In December 2017, a 31-year-old Iranian woman named Vida Movahed was arrested after she climbed on top of a telephone utility box in the middle of Tehran, removed her head scarf, and began waving it on a stick to protest the country’s strict hijab laws.
Her arrest inspired a wave of anti-government protests, and on Monday, pictures began to circulate on social media of other women waving their scarves in solidarity. More women have also filmed themselves in confrontations with people on the street about the issue.
According to the Los Angeles Times, at least one of these women protesting against compulsory headscarves and a person photographing her have been arrested.
Women in Iran have been forced to cover their heads and wear long, loose clothes in public since the 1979 revolution. Any woman caught not complying risks being fined or arrested. Recently, more and more women began pushing back against the restrictive law.
Younger and more liberal women have long pushed the boundaries of the country’s official dress code by wearing loose headscarves that don’t fully cover their hair and painting their nails.
Back in May, activist Masih Alinejad launched the #WhiteWednesday movement, encouraging women to post pictures of themselves wearing white on Wednesdays to protest the country’s strict dress codes. Movahed was arrested during a White Wednesday protest on December 27.
After her arrest, a social-media campaign called #Where_Is_She was launched to determine her whereabouts.
Nasrin Sotoudeh, one of Iran’s leading human-rights lawyers, later confirmed Movahed’s identity, and on Sunday she announced in a Facebook post that Movahed had been released and was back home.
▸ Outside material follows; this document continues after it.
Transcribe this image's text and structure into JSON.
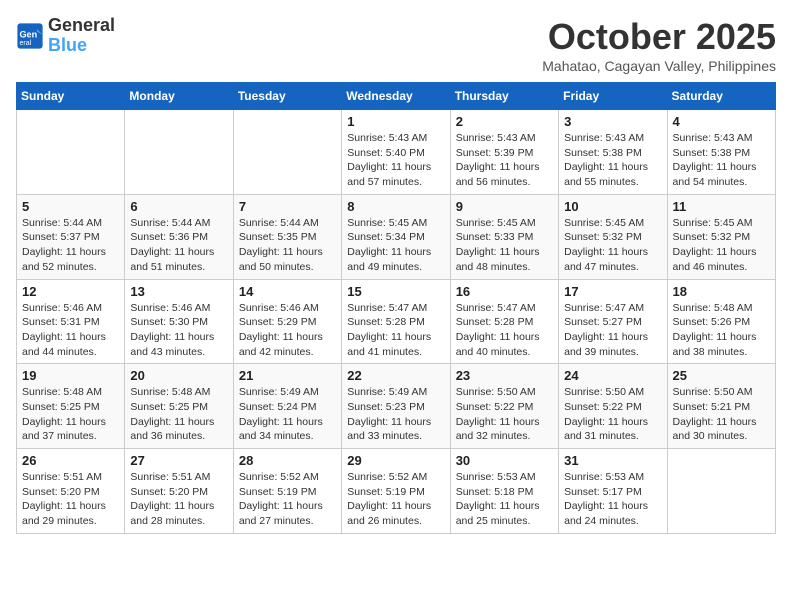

“The message of these citizens is clear,” Sotoudeh said in response to the protests. “We, the women and girls, are fed up with this compulsory hijab. We want to manage our clothing and what to wear.”